Showing Rios’ son about community involvement bears much significance. “I want him to learn how we can collectively make a difference, so getting together to plant flowers with other families was a great hands-on experience for my toddler. After all, he was super excited and involved.”
Many behind-the-scenes aspects fit together like pieces of a puzzle, resulting in a memorable Earth Day achievement. The library’s page, Ying-Ju Lai, helped Pastorello facilitate the planting and planned the planting grid while she was off the clock, as an extension of her dedication. “She helped me obtain complementary seeds from the Forest Hills Tree Stewards and Commonpoint Queens (such as volunteer Marie H. Zanzal),” said Pastorello. “I also posted on the Buy Nothing app, requesting seeds and gloves, which was the idea of one of my regular patrons and a mom, Diandra Huie. My colleagues Lisa Kooper and Selina Sharmin of the Central Library purchased gloves and shovels out of their own pockets.”
Pastorello also expressed gratitude toward parents who attended the arts and crafts sessions and helped clean up, as well as volunteers Brynna Quigley and Danitza Lezama, who helped with a variety of chores. “We all worked hard for this program. I believe in not taking credit for other people’s work,” said Pastorello.

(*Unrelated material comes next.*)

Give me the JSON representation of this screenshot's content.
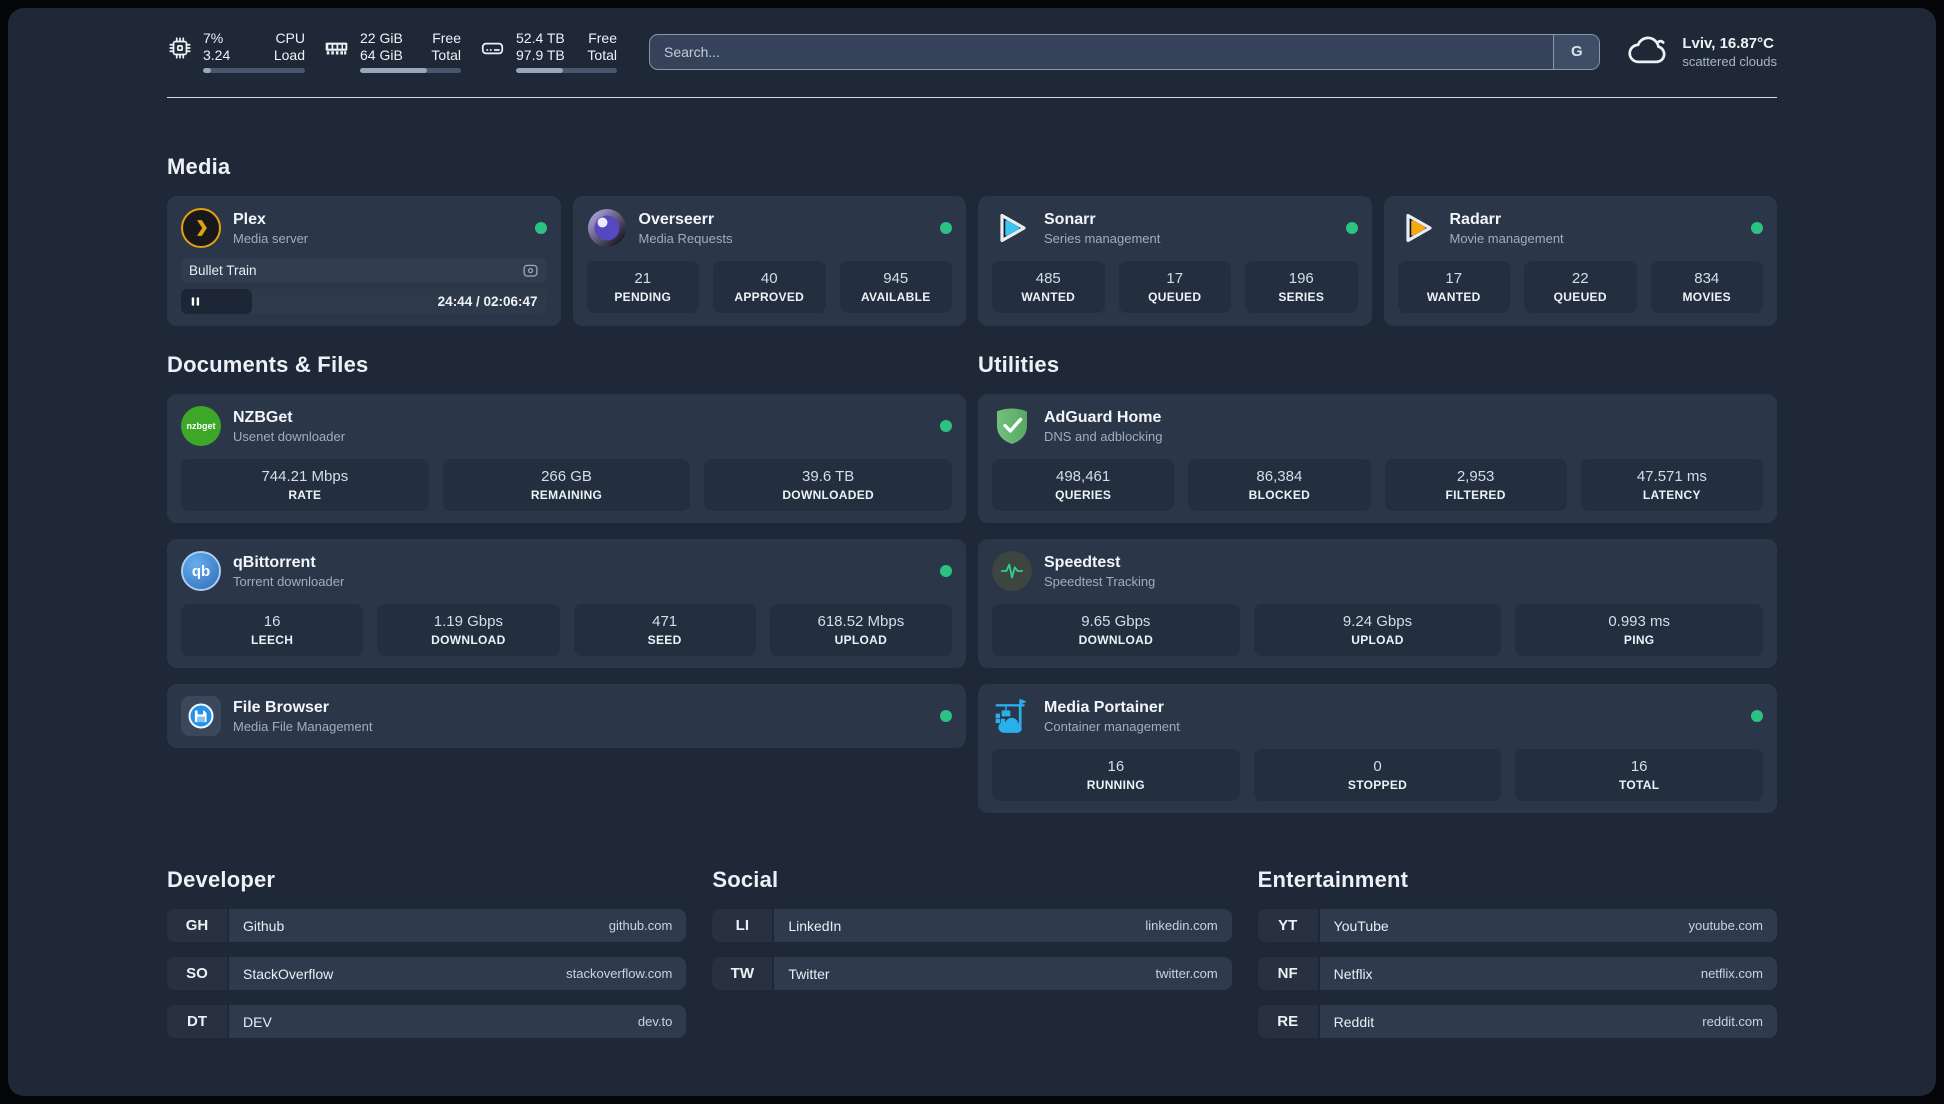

Lucianne Pastorello pouring the soil after teaching how to plant, Photo by Michael Perlman
Pastorello shared her appreciation for the Secret Garden Project, who was one of the donors for the seeds.
On a larger picture, the community can anticipate diverse activities featuring face painting, live animals, craft afternoons, nail polish sessions, creative writing for kids, toddler time, toddler learning center pursuits, and chess and board games. In addition, for Asian American and Pacific Islander Heritage Month, activities will include an origami workshop, Mandarin storytime and dragon crafts.

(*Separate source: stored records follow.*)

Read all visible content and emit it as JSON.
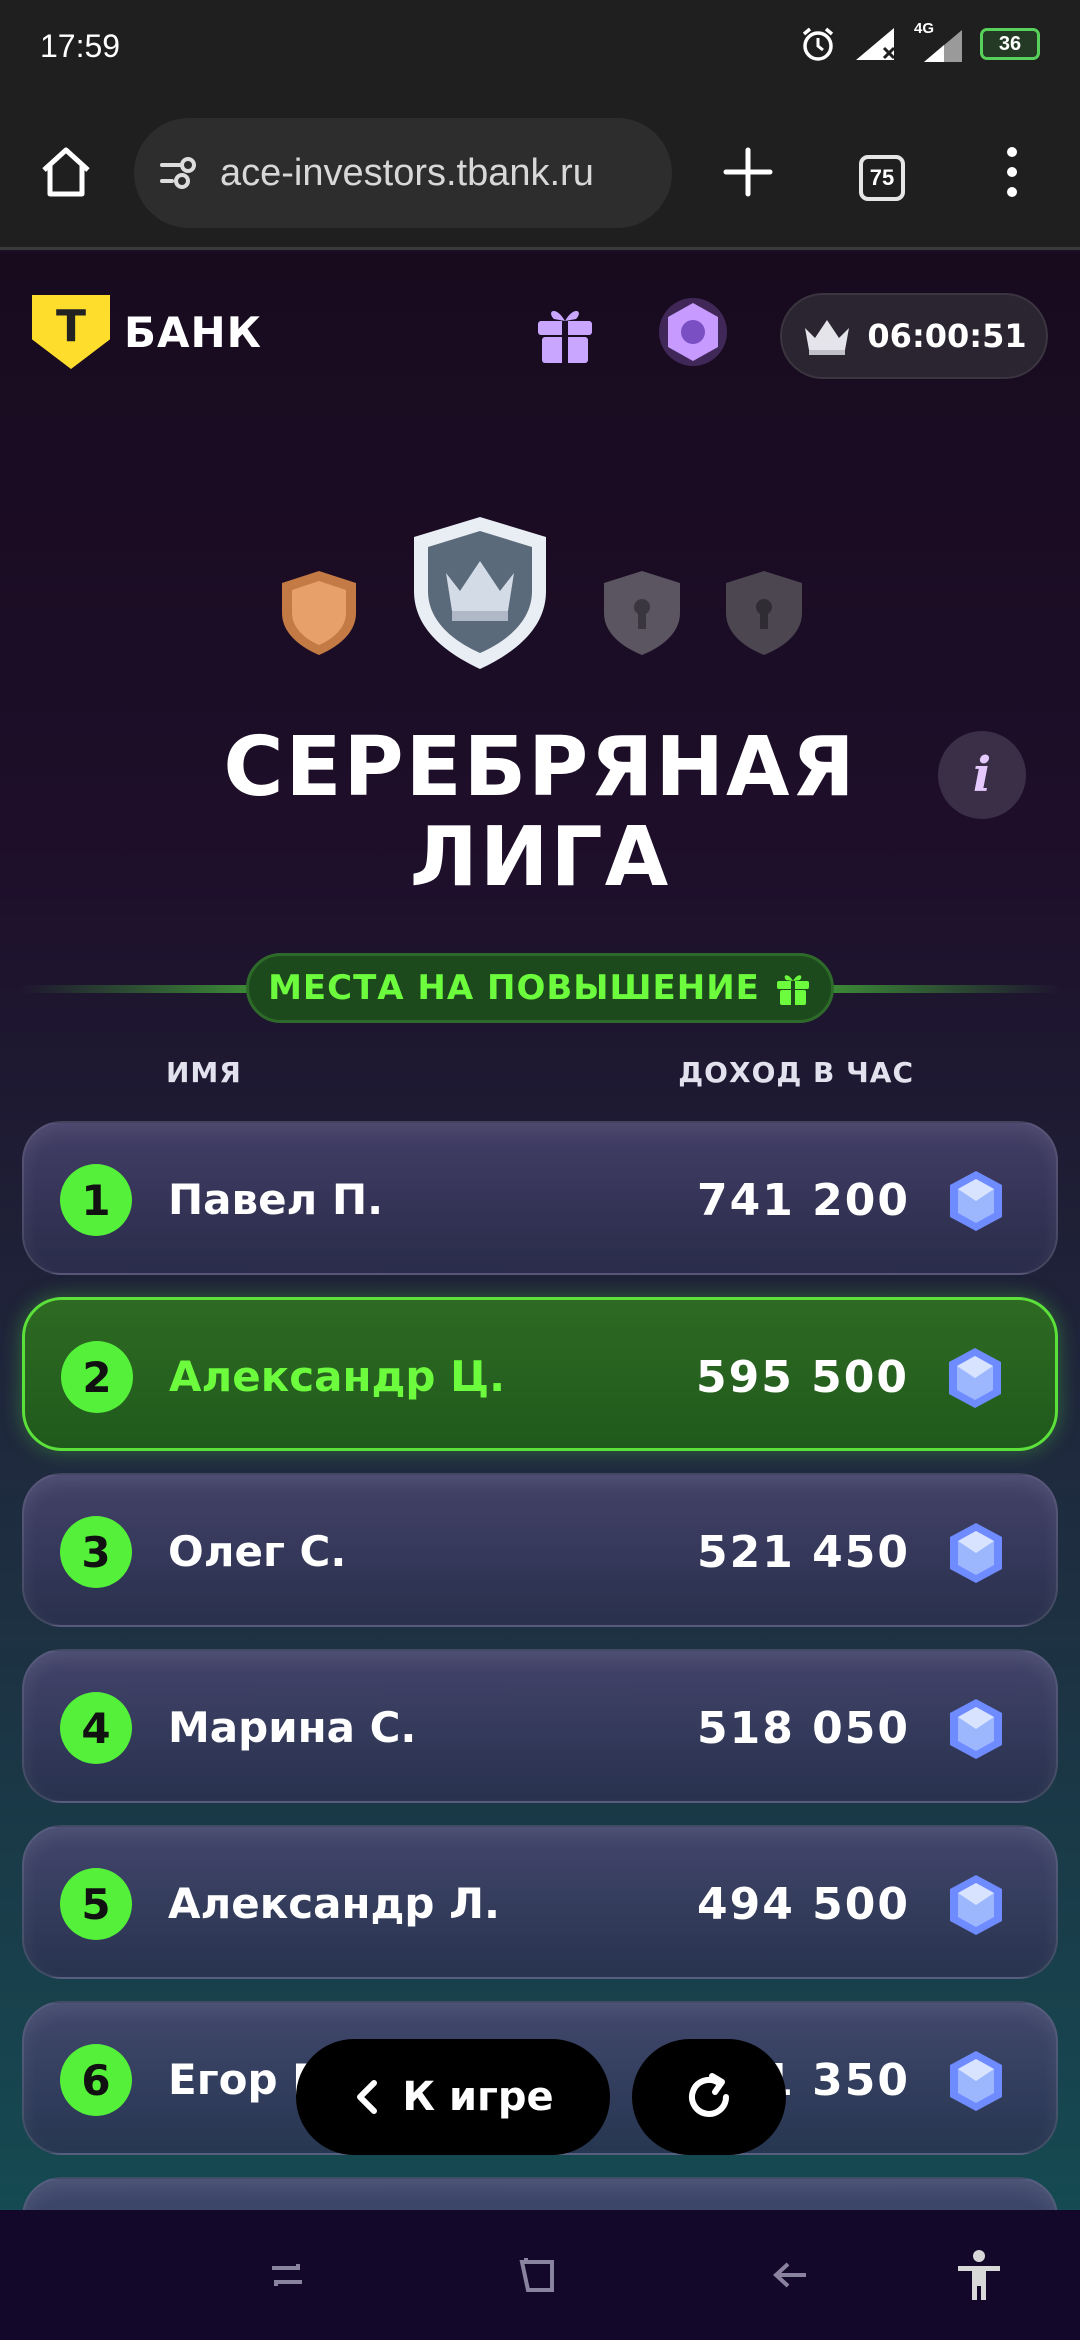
{
  "status_bar": {
    "time": "17:59",
    "network": "4G",
    "battery": "36",
    "icons": [
      "alarm-icon",
      "signal-icon",
      "signal-icon",
      "battery-icon"
    ]
  },
  "browser": {
    "url": "ace-investors.tbank.ru",
    "tabs_count": "75",
    "icons": [
      "home-icon",
      "site-settings-icon",
      "new-tab-icon",
      "menu-icon"
    ]
  },
  "header": {
    "brand": {
      "letter": "Т",
      "name": "БАНК"
    },
    "timer": "06:00:51",
    "icons": [
      "gift-icon",
      "nut-icon",
      "crown-icon"
    ]
  },
  "league": {
    "title_line1": "СЕРЕБРЯНАЯ",
    "title_line2": "ЛИГА",
    "info_label": "i",
    "badges": [
      "bronze",
      "silver",
      "locked",
      "locked"
    ],
    "promotion_label": "МЕСТА НА ПОВЫШЕНИЕ"
  },
  "table": {
    "col_name": "ИМЯ",
    "col_income": "ДОХОД В ЧАС",
    "rows": [
      {
        "rank": "1",
        "name": "Павел П.",
        "income": "741 200",
        "highlight": false
      },
      {
        "rank": "2",
        "name": "Александр Ц.",
        "income": "595 500",
        "highlight": true
      },
      {
        "rank": "3",
        "name": "Олег С.",
        "income": "521 450",
        "highlight": false
      },
      {
        "rank": "4",
        "name": "Марина С.",
        "income": "518 050",
        "highlight": false
      },
      {
        "rank": "5",
        "name": "Александр Л.",
        "income": "494 500",
        "highlight": false
      },
      {
        "rank": "6",
        "name": "Егор П",
        "income": "51 350",
        "highlight": false
      }
    ]
  },
  "bottom_actions": {
    "back_label": "К игре",
    "icons": [
      "chevron-left-icon",
      "refresh-icon"
    ]
  },
  "colors": {
    "accent_green": "#55f03a",
    "brand_yellow": "#ffdd2d",
    "highlight_text": "#6dfb3d"
  }
}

Pastorello’s inbox is always open, as her creative energy and heart beats in the direction of children, parents, and all patrons. An events calendar can be picked up from the children’s library on the second-story. She is also open to requests at [email protected]